→ **AVAILABLE DATA**:
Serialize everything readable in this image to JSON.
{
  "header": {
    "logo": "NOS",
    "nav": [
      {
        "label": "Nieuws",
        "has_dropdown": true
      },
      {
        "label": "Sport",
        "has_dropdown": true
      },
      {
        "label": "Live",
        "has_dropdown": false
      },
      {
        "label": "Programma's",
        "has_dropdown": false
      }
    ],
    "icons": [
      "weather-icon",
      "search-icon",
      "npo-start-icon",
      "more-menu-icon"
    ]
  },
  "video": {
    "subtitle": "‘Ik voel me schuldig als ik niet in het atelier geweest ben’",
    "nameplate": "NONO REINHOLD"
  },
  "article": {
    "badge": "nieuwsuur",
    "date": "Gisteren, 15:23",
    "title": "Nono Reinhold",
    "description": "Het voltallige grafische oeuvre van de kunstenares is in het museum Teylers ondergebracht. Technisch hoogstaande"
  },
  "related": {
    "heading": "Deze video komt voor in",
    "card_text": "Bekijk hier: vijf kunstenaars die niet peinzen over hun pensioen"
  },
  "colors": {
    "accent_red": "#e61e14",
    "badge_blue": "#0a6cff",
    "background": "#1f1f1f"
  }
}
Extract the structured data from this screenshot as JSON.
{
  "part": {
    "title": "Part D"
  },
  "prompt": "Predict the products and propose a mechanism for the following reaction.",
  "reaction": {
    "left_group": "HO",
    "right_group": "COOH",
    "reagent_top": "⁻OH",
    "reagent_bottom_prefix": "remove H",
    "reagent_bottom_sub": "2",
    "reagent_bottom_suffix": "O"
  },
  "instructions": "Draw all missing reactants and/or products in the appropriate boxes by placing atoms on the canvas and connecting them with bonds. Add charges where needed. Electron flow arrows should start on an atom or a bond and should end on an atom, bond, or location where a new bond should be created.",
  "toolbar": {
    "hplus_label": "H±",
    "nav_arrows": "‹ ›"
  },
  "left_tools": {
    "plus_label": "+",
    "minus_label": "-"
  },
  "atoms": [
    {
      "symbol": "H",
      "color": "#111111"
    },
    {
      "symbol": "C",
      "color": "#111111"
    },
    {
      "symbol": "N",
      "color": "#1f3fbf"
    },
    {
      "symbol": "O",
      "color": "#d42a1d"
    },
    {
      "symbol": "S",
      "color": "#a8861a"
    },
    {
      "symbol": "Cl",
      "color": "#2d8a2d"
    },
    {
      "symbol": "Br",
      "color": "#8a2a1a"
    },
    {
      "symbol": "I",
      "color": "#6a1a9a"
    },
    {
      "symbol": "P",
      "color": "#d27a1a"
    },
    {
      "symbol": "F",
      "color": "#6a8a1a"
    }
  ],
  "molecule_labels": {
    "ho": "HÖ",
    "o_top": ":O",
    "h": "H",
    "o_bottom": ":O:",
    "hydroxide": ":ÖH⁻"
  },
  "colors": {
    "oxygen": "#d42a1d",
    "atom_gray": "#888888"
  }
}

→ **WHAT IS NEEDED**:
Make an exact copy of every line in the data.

→ **ANSWER**:
Serialize everything readable in this image to JSON.
{
  "header": {
    "logo": "NOS",
    "nav": [
      {
        "label": "Nieuws",
        "has_dropdown": true
      },
      {
        "label": "Sport",
        "has_dropdown": true
      },
      {
        "label": "Live",
        "has_dropdown": false
      },
      {
        "label": "Programma's",
        "has_dropdown": false
      }
    ],
    "icons": [
      "weather-icon",
      "search-icon",
      "npo-start-icon",
      "more-menu-icon"
    ]
  },
  "video": {
    "subtitle": "‘Ik voel me schuldig als ik niet in het atelier geweest ben’",
    "nameplate": "NONO REINHOLD"
  },
  "article": {
    "badge": "nieuwsuur",
    "date": "Gisteren, 15:23",
    "title": "Nono Reinhold",
    "description": "Het voltallige grafische oeuvre van de kunstenares is in het museum Teylers ondergebracht. Technisch hoogstaande"
  },
  "related": {
    "heading": "Deze video komt voor in",
    "card_text": "Bekijk hier: vijf kunstenaars die niet peinzen over hun pensioen"
  },
  "colors": {
    "accent_red": "#e61e14",
    "badge_blue": "#0a6cff",
    "background": "#1f1f1f"
  }
}
Extract the structured data from this screenshot as JSON.
{
  "part": {
    "title": "Part D"
  },
  "prompt": "Predict the products and propose a mechanism for the following reaction.",
  "reaction": {
    "left_group": "HO",
    "right_group": "COOH",
    "reagent_top": "⁻OH",
    "reagent_bottom_prefix": "remove H",
    "reagent_bottom_sub": "2",
    "reagent_bottom_suffix": "O"
  },
  "instructions": "Draw all missing reactants and/or products in the appropriate boxes by placing atoms on the canvas and connecting them with bonds. Add charges where needed. Electron flow arrows should start on an atom or a bond and should end on an atom, bond, or location where a new bond should be created.",
  "toolbar": {
    "hplus_label": "H±",
    "nav_arrows": "‹ ›"
  },
  "left_tools": {
    "plus_label": "+",
    "minus_label": "-"
  },
  "atoms": [
    {
      "symbol": "H",
      "color": "#111111"
    },
    {
      "symbol": "C",
      "color": "#111111"
    },
    {
      "symbol": "N",
      "color": "#1f3fbf"
    },
    {
      "symbol": "O",
      "color": "#d42a1d"
    },
    {
      "symbol": "S",
      "color": "#a8861a"
    },
    {
      "symbol": "Cl",
      "color": "#2d8a2d"
    },
    {
      "symbol": "Br",
      "color": "#8a2a1a"
    },
    {
      "symbol": "I",
      "color": "#6a1a9a"
    },
    {
      "symbol": "P",
      "color": "#d27a1a"
    },
    {
      "symbol": "F",
      "color": "#6a8a1a"
    }
  ],
  "molecule_labels": {
    "ho": "HÖ",
    "o_top": ":O",
    "h": "H",
    "o_bottom": ":O:",
    "hydroxide": ":ÖH⁻"
  },
  "colors": {
    "oxygen": "#d42a1d",
    "atom_gray": "#888888"
  }
}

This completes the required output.